Following the economic concept of Global Public Goods, these originally combine three basic characteristics: non-rivalrous, non-excludable and available world-wide.

Digitalisation underlines these features in its promise of accessibility – where necessary infrastructure is provided. The UN Secretary General’s Roadmap for Digital Cooperation defines digital public goods as: “open source software, open data, open AI models, open standards and open content that adhere to privacy and other applicable laws and best practices, do no harm, and help attain the SDGs.”

Digital Public Goods play an essential role in unlocking the full potential of digital technologies and data to attain the Sustainable Development Goals, in particular for low- and middle-income countries.

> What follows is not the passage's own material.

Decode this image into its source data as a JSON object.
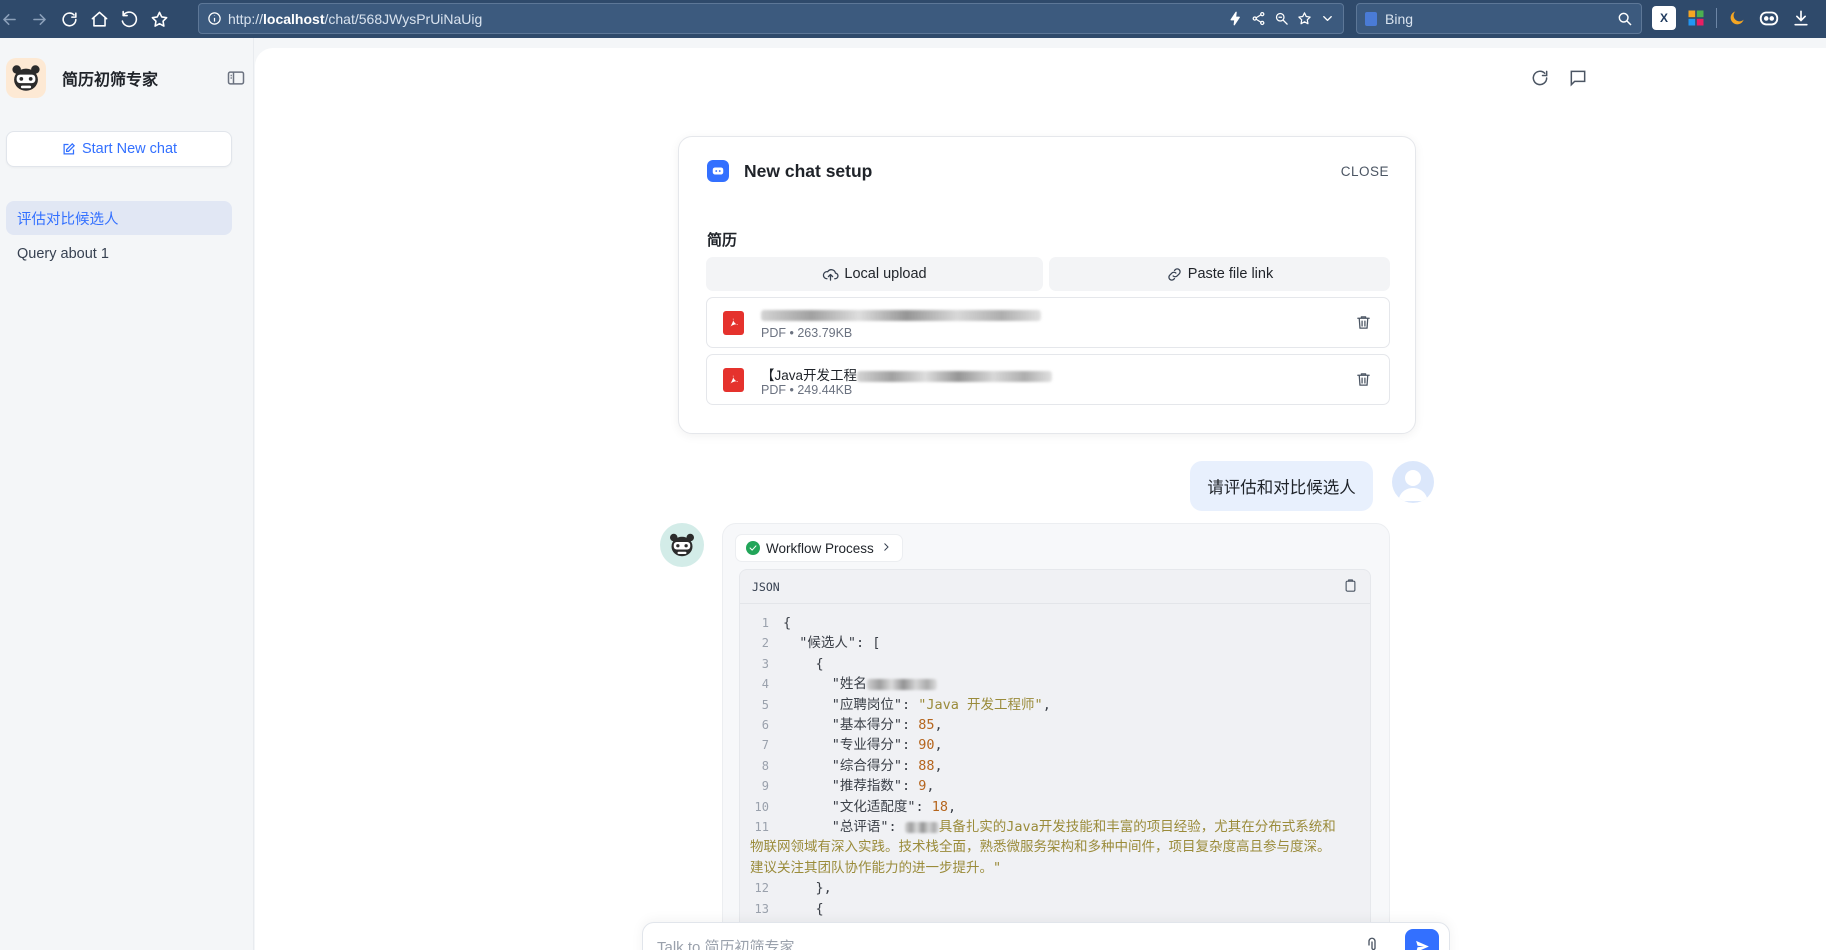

In times of big data aggregations in a globalised world, it is useful to stay connected and learn from each other. For example, during the 2014–2015 outbreak of Ebola in West Africa, insights drawn from aggregated data, which were made public and shareable, played a crucial role in containing the virus. Digital public goods supported identifying new disease outbreaks, counter xenophobia and disinformation and measure impacts on vulnerable populations.

Six years later, digital solutions are also being deployed to address the COVID-19 pandemic, and already existing platforms have been adapted.
For other health crises in future, an open-source digital data package can be envisaged to accelerate case detection and open educational resources during school closures.


Access to digital solutions is often limited through data security, copyright regimes and proprietary systems. Most existing digital public goods are not easily accessible because they are often unevenly distributed in terms of the language, content and infrastructure required to access them.

Best Practices

The following initiatives support the development of common standards on open data that can guide the private and public sectors on how to provide open access to data sets, ensuring that more data become available as digital public goods, while respecting privacy and confidentiality. Central to the implementation of digital public goods are robust human rights and governance frameworks to enhance trust in technology and data use, while ensuring inclusion.

To ensure the public sector keeps up and makes the most of technology, the World Bank Group launched in 2019 the GovTech Global Initiative. It aims to promote the use of technology to transform the public sector, improve service delivery to citizens and businesses, and increase efficiency, transparency and accountability. GovTech is a pillar of the Digital Economy Framework, providing necessary technology to foster economic growth, reduce poverty, and boost shared prosperity.

The Digital Public Goods Alliance  is a multi-stakeholder initiative with a mission to accelerate the attainment of the sustainable development goals in low- and middle-income countries by facilitating the discovery, development, use of, and investment in digital public goods.